* **What is needed**
The word "label" occurs in some of the lines below; copy each of those lines.

-- -- --

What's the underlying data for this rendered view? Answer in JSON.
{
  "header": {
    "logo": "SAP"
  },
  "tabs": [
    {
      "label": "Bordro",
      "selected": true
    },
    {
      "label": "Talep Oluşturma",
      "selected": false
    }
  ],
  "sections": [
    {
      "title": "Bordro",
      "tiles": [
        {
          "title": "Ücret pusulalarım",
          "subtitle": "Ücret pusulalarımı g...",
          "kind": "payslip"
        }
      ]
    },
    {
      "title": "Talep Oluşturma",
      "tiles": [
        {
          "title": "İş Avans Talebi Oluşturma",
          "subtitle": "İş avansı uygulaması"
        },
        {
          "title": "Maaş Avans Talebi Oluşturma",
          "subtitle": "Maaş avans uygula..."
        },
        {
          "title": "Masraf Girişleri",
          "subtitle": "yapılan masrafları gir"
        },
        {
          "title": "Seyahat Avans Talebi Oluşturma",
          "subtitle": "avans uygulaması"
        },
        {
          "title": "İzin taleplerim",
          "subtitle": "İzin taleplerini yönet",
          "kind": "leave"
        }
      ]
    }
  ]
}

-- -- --

* **Finished exercise**
      "label": "Bordro",
      "label": "Talep Oluşturma",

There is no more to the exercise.